App and web page records:
──────

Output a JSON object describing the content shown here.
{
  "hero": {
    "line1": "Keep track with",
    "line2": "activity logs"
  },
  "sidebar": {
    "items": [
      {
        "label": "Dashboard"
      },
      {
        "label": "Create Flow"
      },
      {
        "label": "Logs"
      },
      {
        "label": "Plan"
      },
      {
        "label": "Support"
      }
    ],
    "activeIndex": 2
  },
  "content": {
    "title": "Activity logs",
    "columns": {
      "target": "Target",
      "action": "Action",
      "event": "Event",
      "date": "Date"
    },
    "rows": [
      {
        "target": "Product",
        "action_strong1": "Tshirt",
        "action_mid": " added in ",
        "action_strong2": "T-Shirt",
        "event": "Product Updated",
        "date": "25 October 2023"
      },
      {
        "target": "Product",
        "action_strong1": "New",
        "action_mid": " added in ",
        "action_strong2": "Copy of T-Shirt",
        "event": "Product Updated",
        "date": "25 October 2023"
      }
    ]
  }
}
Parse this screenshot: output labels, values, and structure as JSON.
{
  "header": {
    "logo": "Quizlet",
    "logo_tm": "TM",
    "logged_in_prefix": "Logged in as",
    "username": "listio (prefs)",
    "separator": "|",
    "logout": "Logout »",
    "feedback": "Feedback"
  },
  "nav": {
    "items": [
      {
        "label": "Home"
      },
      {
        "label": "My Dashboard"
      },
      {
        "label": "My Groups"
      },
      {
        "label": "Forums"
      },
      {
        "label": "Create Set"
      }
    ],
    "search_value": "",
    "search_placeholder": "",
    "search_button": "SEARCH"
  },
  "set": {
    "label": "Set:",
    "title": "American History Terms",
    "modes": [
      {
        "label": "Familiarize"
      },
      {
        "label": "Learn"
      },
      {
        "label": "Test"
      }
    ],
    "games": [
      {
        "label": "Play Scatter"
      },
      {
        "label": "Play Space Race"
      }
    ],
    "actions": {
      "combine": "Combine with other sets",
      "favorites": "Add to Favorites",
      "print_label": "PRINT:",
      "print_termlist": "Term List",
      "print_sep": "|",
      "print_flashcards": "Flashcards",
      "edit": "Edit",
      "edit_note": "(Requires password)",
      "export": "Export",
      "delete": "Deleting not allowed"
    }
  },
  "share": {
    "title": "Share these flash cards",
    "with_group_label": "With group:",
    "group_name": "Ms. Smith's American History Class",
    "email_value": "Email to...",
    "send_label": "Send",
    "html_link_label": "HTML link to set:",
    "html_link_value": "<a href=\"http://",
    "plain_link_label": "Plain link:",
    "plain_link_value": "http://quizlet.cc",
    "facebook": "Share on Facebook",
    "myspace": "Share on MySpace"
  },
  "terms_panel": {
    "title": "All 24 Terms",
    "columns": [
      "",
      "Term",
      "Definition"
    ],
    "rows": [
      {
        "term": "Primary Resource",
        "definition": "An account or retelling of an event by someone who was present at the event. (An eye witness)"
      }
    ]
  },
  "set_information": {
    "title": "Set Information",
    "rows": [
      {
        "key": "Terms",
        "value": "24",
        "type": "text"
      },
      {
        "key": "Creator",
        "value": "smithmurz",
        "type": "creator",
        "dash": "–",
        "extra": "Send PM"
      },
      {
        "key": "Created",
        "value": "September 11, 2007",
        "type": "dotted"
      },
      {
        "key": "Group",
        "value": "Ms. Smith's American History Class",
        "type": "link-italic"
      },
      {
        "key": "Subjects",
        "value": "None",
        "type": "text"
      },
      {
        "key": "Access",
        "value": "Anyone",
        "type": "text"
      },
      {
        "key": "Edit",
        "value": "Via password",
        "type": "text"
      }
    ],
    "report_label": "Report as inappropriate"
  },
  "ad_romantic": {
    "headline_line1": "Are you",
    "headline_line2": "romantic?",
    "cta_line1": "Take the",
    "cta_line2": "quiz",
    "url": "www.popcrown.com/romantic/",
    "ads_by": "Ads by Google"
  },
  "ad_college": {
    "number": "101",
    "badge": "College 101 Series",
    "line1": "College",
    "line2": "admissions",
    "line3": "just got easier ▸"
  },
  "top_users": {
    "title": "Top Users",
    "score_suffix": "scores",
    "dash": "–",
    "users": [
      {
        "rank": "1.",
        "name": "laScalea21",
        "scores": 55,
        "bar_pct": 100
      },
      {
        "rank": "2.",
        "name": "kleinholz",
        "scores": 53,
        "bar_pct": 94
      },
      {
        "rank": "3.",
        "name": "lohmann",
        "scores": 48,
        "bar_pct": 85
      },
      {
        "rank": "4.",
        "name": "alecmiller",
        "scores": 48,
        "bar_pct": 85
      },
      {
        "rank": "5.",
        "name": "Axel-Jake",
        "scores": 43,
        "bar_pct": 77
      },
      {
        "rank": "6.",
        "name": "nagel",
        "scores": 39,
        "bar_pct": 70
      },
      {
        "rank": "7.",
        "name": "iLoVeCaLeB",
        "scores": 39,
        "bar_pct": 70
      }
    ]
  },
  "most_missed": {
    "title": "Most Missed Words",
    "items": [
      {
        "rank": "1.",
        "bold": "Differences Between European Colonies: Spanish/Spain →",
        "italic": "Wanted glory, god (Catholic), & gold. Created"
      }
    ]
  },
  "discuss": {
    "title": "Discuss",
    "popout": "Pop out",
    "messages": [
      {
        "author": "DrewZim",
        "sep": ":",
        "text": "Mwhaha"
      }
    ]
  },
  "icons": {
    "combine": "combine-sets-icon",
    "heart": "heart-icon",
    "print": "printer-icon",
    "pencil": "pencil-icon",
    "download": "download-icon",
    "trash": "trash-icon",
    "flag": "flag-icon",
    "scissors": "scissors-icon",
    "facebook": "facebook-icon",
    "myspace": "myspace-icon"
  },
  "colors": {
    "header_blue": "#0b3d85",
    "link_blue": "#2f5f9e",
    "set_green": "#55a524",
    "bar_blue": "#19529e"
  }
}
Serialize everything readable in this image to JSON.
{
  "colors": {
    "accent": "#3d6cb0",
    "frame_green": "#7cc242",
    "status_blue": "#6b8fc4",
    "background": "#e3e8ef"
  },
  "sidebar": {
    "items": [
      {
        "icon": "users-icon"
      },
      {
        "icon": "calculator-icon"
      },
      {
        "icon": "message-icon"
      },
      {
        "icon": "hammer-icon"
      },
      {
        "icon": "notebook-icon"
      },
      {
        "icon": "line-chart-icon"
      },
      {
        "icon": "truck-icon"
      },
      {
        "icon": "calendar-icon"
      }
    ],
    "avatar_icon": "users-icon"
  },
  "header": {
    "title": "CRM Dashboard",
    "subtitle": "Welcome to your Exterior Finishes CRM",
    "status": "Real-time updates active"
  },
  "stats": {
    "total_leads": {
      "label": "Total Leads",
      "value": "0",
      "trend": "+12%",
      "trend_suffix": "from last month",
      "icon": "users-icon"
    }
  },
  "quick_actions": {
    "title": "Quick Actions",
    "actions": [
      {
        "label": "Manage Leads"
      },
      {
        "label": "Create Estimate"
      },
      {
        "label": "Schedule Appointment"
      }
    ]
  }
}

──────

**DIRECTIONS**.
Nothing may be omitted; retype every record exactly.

**RESULT**.
Output a JSON object describing the content shown here.
{
  "hero": {
    "line1": "Keep track with",
    "line2": "activity logs"
  },
  "sidebar": {
    "items": [
      {
        "label": "Dashboard"
      },
      {
        "label": "Create Flow"
      },
      {
        "label": "Logs"
      },
      {
        "label": "Plan"
      },
      {
        "label": "Support"
      }
    ],
    "activeIndex": 2
  },
  "content": {
    "title": "Activity logs",
    "columns": {
      "target": "Target",
      "action": "Action",
      "event": "Event",
      "date": "Date"
    },
    "rows": [
      {
        "target": "Product",
        "action_strong1": "Tshirt",
        "action_mid": " added in ",
        "action_strong2": "T-Shirt",
        "event": "Product Updated",
        "date": "25 October 2023"
      },
      {
        "target": "Product",
        "action_strong1": "New",
        "action_mid": " added in ",
        "action_strong2": "Copy of T-Shirt",
        "event": "Product Updated",
        "date": "25 October 2023"
      }
    ]
  }
}
Parse this screenshot: output labels, values, and structure as JSON.
{
  "header": {
    "logo": "Quizlet",
    "logo_tm": "TM",
    "logged_in_prefix": "Logged in as",
    "username": "listio (prefs)",
    "separator": "|",
    "logout": "Logout »",
    "feedback": "Feedback"
  },
  "nav": {
    "items": [
      {
        "label": "Home"
      },
      {
        "label": "My Dashboard"
      },
      {
        "label": "My Groups"
      },
      {
        "label": "Forums"
      },
      {
        "label": "Create Set"
      }
    ],
    "search_value": "",
    "search_placeholder": "",
    "search_button": "SEARCH"
  },
  "set": {
    "label": "Set:",
    "title": "American History Terms",
    "modes": [
      {
        "label": "Familiarize"
      },
      {
        "label": "Learn"
      },
      {
        "label": "Test"
      }
    ],
    "games": [
      {
        "label": "Play Scatter"
      },
      {
        "label": "Play Space Race"
      }
    ],
    "actions": {
      "combine": "Combine with other sets",
      "favorites": "Add to Favorites",
      "print_label": "PRINT:",
      "print_termlist": "Term List",
      "print_sep": "|",
      "print_flashcards": "Flashcards",
      "edit": "Edit",
      "edit_note": "(Requires password)",
      "export": "Export",
      "delete": "Deleting not allowed"
    }
  },
  "share": {
    "title": "Share these flash cards",
    "with_group_label": "With group:",
    "group_name": "Ms. Smith's American History Class",
    "email_value": "Email to...",
    "send_label": "Send",
    "html_link_label": "HTML link to set:",
    "html_link_value": "<a href=\"http://",
    "plain_link_label": "Plain link:",
    "plain_link_value": "http://quizlet.cc",
    "facebook": "Share on Facebook",
    "myspace": "Share on MySpace"
  },
  "terms_panel": {
    "title": "All 24 Terms",
    "columns": [
      "",
      "Term",
      "Definition"
    ],
    "rows": [
      {
        "term": "Primary Resource",
        "definition": "An account or retelling of an event by someone who was present at the event. (An eye witness)"
      }
    ]
  },
  "set_information": {
    "title": "Set Information",
    "rows": [
      {
        "key": "Terms",
        "value": "24",
        "type": "text"
      },
      {
        "key": "Creator",
        "value": "smithmurz",
        "type": "creator",
        "dash": "–",
        "extra": "Send PM"
      },
      {
        "key": "Created",
        "value": "September 11, 2007",
        "type": "dotted"
      },
      {
        "key": "Group",
        "value": "Ms. Smith's American History Class",
        "type": "link-italic"
      },
      {
        "key": "Subjects",
        "value": "None",
        "type": "text"
      },
      {
        "key": "Access",
        "value": "Anyone",
        "type": "text"
      },
      {
        "key": "Edit",
        "value": "Via password",
        "type": "text"
      }
    ],
    "report_label": "Report as inappropriate"
  },
  "ad_romantic": {
    "headline_line1": "Are you",
    "headline_line2": "romantic?",
    "cta_line1": "Take the",
    "cta_line2": "quiz",
    "url": "www.popcrown.com/romantic/",
    "ads_by": "Ads by Google"
  },
  "ad_college": {
    "number": "101",
    "badge": "College 101 Series",
    "line1": "College",
    "line2": "admissions",
    "line3": "just got easier ▸"
  },
  "top_users": {
    "title": "Top Users",
    "score_suffix": "scores",
    "dash": "–",
    "users": [
      {
        "rank": "1.",
        "name": "laScalea21",
        "scores": 55,
        "bar_pct": 100
      },
      {
        "rank": "2.",
        "name": "kleinholz",
        "scores": 53,
        "bar_pct": 94
      },
      {
        "rank": "3.",
        "name": "lohmann",
        "scores": 48,
        "bar_pct": 85
      },
      {
        "rank": "4.",
        "name": "alecmiller",
        "scores": 48,
        "bar_pct": 85
      },
      {
        "rank": "5.",
        "name": "Axel-Jake",
        "scores": 43,
        "bar_pct": 77
      },
      {
        "rank": "6.",
        "name": "nagel",
        "scores": 39,
        "bar_pct": 70
      },
      {
        "rank": "7.",
        "name": "iLoVeCaLeB",
        "scores": 39,
        "bar_pct": 70
      }
    ]
  },
  "most_missed": {
    "title": "Most Missed Words",
    "items": [
      {
        "rank": "1.",
        "bold": "Differences Between European Colonies: Spanish/Spain →",
        "italic": "Wanted glory, god (Catholic), & gold. Created"
      }
    ]
  },
  "discuss": {
    "title": "Discuss",
    "popout": "Pop out",
    "messages": [
      {
        "author": "DrewZim",
        "sep": ":",
        "text": "Mwhaha"
      }
    ]
  },
  "icons": {
    "combine": "combine-sets-icon",
    "heart": "heart-icon",
    "print": "printer-icon",
    "pencil": "pencil-icon",
    "download": "download-icon",
    "trash": "trash-icon",
    "flag": "flag-icon",
    "scissors": "scissors-icon",
    "facebook": "facebook-icon",
    "myspace": "myspace-icon"
  },
  "colors": {
    "header_blue": "#0b3d85",
    "link_blue": "#2f5f9e",
    "set_green": "#55a524",
    "bar_blue": "#19529e"
  }
}
Serialize everything readable in this image to JSON.
{
  "colors": {
    "accent": "#3d6cb0",
    "frame_green": "#7cc242",
    "status_blue": "#6b8fc4",
    "background": "#e3e8ef"
  },
  "sidebar": {
    "items": [
      {
        "icon": "users-icon"
      },
      {
        "icon": "calculator-icon"
      },
      {
        "icon": "message-icon"
      },
      {
        "icon": "hammer-icon"
      },
      {
        "icon": "notebook-icon"
      },
      {
        "icon": "line-chart-icon"
      },
      {
        "icon": "truck-icon"
      },
      {
        "icon": "calendar-icon"
      }
    ],
    "avatar_icon": "users-icon"
  },
  "header": {
    "title": "CRM Dashboard",
    "subtitle": "Welcome to your Exterior Finishes CRM",
    "status": "Real-time updates active"
  },
  "stats": {
    "total_leads": {
      "label": "Total Leads",
      "value": "0",
      "trend": "+12%",
      "trend_suffix": "from last month",
      "icon": "users-icon"
    }
  },
  "quick_actions": {
    "title": "Quick Actions",
    "actions": [
      {
        "label": "Manage Leads"
      },
      {
        "label": "Create Estimate"
      },
      {
        "label": "Schedule Appointment"
      }
    ]
  }
}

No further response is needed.